* [PROBLEM TO WORK ON]: Only the pictures are to be left out; write out the rest of the data exactly.

* [DATA TO PROCESS]:
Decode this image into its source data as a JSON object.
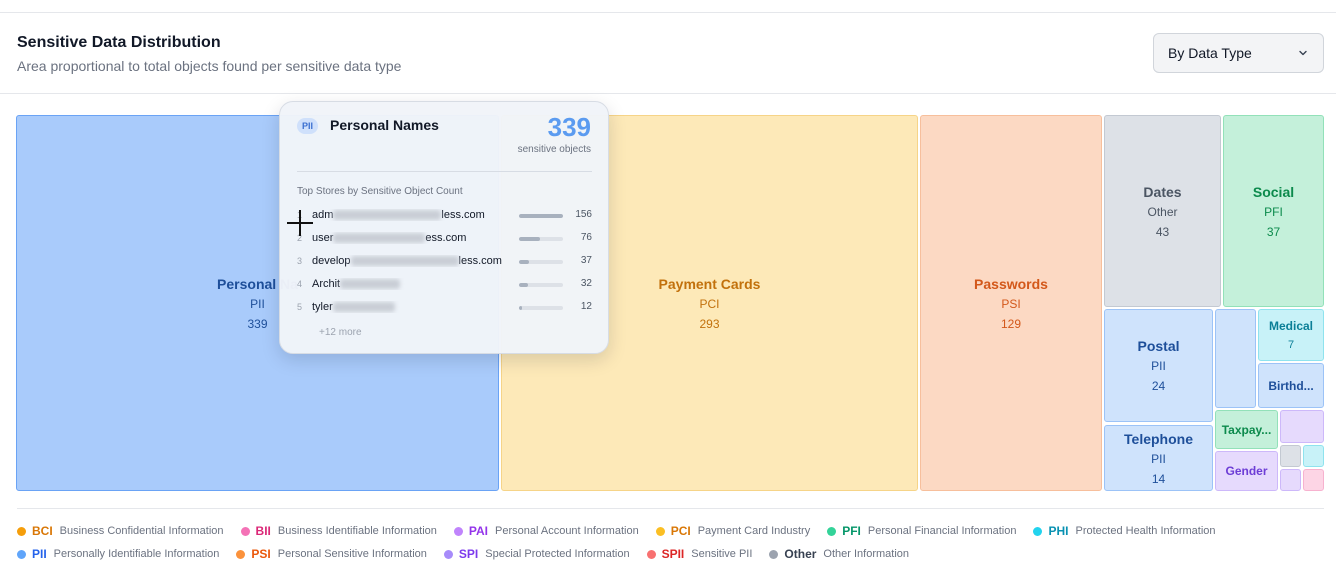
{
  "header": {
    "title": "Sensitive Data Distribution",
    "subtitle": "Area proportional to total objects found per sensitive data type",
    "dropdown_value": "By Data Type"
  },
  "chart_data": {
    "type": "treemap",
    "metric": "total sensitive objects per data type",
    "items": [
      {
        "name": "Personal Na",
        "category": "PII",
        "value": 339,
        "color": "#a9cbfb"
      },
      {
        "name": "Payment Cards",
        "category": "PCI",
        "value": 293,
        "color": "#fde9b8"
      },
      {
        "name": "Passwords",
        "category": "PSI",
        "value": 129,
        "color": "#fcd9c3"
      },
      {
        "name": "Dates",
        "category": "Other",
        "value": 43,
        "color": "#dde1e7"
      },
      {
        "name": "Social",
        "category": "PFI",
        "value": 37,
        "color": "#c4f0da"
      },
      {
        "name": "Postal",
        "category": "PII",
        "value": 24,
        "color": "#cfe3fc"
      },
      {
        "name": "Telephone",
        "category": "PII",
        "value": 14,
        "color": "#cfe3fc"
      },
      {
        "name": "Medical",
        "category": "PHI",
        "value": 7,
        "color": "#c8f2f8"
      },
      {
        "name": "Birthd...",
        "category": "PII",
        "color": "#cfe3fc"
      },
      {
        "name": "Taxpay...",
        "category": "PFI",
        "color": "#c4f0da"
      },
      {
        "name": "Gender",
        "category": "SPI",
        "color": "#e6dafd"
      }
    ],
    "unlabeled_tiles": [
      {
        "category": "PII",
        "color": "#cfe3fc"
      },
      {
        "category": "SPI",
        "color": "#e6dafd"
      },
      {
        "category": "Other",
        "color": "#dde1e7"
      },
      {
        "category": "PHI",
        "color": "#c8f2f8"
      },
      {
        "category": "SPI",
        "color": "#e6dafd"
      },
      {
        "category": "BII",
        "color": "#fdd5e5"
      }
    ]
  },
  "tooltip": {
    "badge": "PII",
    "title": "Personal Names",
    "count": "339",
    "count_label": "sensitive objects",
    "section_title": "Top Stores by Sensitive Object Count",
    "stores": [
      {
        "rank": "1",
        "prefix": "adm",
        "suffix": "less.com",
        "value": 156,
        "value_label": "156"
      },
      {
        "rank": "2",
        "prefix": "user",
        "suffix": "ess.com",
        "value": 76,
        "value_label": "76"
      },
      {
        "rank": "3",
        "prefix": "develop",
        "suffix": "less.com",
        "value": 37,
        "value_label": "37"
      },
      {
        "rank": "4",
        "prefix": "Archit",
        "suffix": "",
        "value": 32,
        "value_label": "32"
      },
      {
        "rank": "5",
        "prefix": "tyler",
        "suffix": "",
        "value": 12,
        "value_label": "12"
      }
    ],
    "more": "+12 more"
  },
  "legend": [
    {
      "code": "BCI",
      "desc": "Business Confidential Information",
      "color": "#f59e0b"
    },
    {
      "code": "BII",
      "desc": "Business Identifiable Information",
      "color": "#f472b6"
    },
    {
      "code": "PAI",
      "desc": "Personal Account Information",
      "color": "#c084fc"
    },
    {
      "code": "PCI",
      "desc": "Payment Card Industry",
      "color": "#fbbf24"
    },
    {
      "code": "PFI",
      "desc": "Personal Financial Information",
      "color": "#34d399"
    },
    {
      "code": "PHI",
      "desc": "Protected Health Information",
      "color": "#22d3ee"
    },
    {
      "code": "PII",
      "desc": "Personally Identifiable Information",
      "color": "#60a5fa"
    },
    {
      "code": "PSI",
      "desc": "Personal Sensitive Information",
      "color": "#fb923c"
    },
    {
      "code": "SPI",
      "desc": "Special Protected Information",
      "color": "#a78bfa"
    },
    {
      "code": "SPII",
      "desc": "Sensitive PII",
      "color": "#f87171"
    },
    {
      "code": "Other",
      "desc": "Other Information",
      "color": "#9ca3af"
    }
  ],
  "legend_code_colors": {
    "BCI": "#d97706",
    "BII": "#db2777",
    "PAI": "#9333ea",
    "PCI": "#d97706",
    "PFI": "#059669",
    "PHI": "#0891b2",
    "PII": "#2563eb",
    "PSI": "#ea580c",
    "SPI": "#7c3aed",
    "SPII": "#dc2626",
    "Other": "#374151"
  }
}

* [RESULT BELOW]:
Decode this image into its source data as a JSON object.
{
  "header": {
    "title": "Sensitive Data Distribution",
    "subtitle": "Area proportional to total objects found per sensitive data type",
    "dropdown_value": "By Data Type"
  },
  "chart_data": {
    "type": "treemap",
    "metric": "total sensitive objects per data type",
    "items": [
      {
        "name": "Personal Na",
        "category": "PII",
        "value": 339,
        "color": "#a9cbfb"
      },
      {
        "name": "Payment Cards",
        "category": "PCI",
        "value": 293,
        "color": "#fde9b8"
      },
      {
        "name": "Passwords",
        "category": "PSI",
        "value": 129,
        "color": "#fcd9c3"
      },
      {
        "name": "Dates",
        "category": "Other",
        "value": 43,
        "color": "#dde1e7"
      },
      {
        "name": "Social",
        "category": "PFI",
        "value": 37,
        "color": "#c4f0da"
      },
      {
        "name": "Postal",
        "category": "PII",
        "value": 24,
        "color": "#cfe3fc"
      },
      {
        "name": "Telephone",
        "category": "PII",
        "value": 14,
        "color": "#cfe3fc"
      },
      {
        "name": "Medical",
        "category": "PHI",
        "value": 7,
        "color": "#c8f2f8"
      },
      {
        "name": "Birthd...",
        "category": "PII",
        "color": "#cfe3fc"
      },
      {
        "name": "Taxpay...",
        "category": "PFI",
        "color": "#c4f0da"
      },
      {
        "name": "Gender",
        "category": "SPI",
        "color": "#e6dafd"
      }
    ],
    "unlabeled_tiles": [
      {
        "category": "PII",
        "color": "#cfe3fc"
      },
      {
        "category": "SPI",
        "color": "#e6dafd"
      },
      {
        "category": "Other",
        "color": "#dde1e7"
      },
      {
        "category": "PHI",
        "color": "#c8f2f8"
      },
      {
        "category": "SPI",
        "color": "#e6dafd"
      },
      {
        "category": "BII",
        "color": "#fdd5e5"
      }
    ]
  },
  "tooltip": {
    "badge": "PII",
    "title": "Personal Names",
    "count": "339",
    "count_label": "sensitive objects",
    "section_title": "Top Stores by Sensitive Object Count",
    "stores": [
      {
        "rank": "1",
        "prefix": "adm",
        "suffix": "less.com",
        "value": 156,
        "value_label": "156"
      },
      {
        "rank": "2",
        "prefix": "user",
        "suffix": "ess.com",
        "value": 76,
        "value_label": "76"
      },
      {
        "rank": "3",
        "prefix": "develop",
        "suffix": "less.com",
        "value": 37,
        "value_label": "37"
      },
      {
        "rank": "4",
        "prefix": "Archit",
        "suffix": "",
        "value": 32,
        "value_label": "32"
      },
      {
        "rank": "5",
        "prefix": "tyler",
        "suffix": "",
        "value": 12,
        "value_label": "12"
      }
    ],
    "more": "+12 more"
  },
  "legend": [
    {
      "code": "BCI",
      "desc": "Business Confidential Information",
      "color": "#f59e0b"
    },
    {
      "code": "BII",
      "desc": "Business Identifiable Information",
      "color": "#f472b6"
    },
    {
      "code": "PAI",
      "desc": "Personal Account Information",
      "color": "#c084fc"
    },
    {
      "code": "PCI",
      "desc": "Payment Card Industry",
      "color": "#fbbf24"
    },
    {
      "code": "PFI",
      "desc": "Personal Financial Information",
      "color": "#34d399"
    },
    {
      "code": "PHI",
      "desc": "Protected Health Information",
      "color": "#22d3ee"
    },
    {
      "code": "PII",
      "desc": "Personally Identifiable Information",
      "color": "#60a5fa"
    },
    {
      "code": "PSI",
      "desc": "Personal Sensitive Information",
      "color": "#fb923c"
    },
    {
      "code": "SPI",
      "desc": "Special Protected Information",
      "color": "#a78bfa"
    },
    {
      "code": "SPII",
      "desc": "Sensitive PII",
      "color": "#f87171"
    },
    {
      "code": "Other",
      "desc": "Other Information",
      "color": "#9ca3af"
    }
  ],
  "legend_code_colors": {
    "BCI": "#d97706",
    "BII": "#db2777",
    "PAI": "#9333ea",
    "PCI": "#d97706",
    "PFI": "#059669",
    "PHI": "#0891b2",
    "PII": "#2563eb",
    "PSI": "#ea580c",
    "SPI": "#7c3aed",
    "SPII": "#dc2626",
    "Other": "#374151"
  }
}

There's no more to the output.